▸ What is expected
Look through the records below, and whenever a line contains "PARTITION", copy it.

Start of Supplied entries

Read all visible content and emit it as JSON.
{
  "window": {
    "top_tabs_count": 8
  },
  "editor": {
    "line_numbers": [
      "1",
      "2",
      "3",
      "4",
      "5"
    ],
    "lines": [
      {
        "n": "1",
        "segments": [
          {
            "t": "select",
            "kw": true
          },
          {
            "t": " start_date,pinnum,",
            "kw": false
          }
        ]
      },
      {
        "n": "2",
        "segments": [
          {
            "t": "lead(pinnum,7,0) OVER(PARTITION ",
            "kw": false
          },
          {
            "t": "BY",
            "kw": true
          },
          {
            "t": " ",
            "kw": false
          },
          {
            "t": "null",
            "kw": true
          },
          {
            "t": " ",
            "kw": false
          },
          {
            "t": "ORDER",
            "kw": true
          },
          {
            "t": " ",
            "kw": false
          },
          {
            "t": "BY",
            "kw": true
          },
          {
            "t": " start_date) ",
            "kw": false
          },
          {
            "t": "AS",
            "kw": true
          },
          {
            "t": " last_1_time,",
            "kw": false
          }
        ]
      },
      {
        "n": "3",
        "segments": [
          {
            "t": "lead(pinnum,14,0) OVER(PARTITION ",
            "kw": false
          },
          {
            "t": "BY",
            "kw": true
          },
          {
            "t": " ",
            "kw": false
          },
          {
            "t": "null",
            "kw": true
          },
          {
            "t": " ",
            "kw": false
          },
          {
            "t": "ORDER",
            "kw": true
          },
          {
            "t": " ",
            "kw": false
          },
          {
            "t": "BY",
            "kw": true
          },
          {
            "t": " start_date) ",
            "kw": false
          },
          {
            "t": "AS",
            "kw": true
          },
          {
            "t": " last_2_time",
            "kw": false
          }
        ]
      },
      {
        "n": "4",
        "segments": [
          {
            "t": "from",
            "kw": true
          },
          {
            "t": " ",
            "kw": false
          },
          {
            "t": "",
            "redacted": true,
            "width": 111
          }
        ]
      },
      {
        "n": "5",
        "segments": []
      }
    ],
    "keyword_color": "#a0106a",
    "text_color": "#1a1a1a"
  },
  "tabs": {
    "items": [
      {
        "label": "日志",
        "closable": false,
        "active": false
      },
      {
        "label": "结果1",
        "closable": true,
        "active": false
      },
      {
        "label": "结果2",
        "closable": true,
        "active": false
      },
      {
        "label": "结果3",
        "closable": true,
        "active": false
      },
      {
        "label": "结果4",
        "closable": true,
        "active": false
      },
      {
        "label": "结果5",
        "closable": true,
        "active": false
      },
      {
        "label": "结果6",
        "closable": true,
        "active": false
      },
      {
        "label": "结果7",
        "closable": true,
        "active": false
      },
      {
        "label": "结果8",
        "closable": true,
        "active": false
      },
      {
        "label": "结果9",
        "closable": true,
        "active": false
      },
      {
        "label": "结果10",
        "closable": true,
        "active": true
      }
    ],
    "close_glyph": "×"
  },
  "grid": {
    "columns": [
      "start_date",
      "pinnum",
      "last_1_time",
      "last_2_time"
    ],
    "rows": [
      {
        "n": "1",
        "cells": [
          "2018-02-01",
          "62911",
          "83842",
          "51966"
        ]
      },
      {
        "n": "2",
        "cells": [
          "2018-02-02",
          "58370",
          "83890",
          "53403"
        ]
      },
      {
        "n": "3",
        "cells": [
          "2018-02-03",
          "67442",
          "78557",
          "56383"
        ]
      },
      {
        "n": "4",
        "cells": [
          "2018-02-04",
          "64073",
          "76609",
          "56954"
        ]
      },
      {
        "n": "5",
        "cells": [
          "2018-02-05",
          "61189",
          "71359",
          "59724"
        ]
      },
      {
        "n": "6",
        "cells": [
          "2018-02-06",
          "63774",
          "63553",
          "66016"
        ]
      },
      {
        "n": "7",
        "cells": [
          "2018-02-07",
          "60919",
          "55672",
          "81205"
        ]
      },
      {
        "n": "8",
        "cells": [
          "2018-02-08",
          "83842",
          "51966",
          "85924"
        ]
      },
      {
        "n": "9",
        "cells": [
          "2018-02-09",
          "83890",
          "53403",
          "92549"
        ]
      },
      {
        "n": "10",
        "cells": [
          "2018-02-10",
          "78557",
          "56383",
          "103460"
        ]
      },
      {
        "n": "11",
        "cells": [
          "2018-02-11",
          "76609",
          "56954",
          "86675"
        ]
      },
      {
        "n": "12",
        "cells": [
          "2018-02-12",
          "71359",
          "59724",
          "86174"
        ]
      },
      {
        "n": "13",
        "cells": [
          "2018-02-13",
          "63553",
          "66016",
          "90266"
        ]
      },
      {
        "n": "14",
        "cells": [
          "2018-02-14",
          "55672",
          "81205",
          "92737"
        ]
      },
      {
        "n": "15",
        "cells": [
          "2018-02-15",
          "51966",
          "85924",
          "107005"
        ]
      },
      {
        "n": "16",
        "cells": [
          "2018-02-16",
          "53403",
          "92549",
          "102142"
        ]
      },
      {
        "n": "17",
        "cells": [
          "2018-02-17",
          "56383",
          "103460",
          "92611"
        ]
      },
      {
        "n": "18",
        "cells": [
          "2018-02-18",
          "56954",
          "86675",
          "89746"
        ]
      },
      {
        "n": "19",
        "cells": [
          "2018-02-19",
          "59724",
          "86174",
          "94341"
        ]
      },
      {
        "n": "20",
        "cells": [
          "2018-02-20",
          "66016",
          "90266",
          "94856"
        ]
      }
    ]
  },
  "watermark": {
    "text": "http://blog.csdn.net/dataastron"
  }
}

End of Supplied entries

▸ Response to the exercise
            "t": "lead(pinnum,7,0) OVER(PARTITION ",
            "t": "lead(pinnum,14,0) OVER(PARTITION ",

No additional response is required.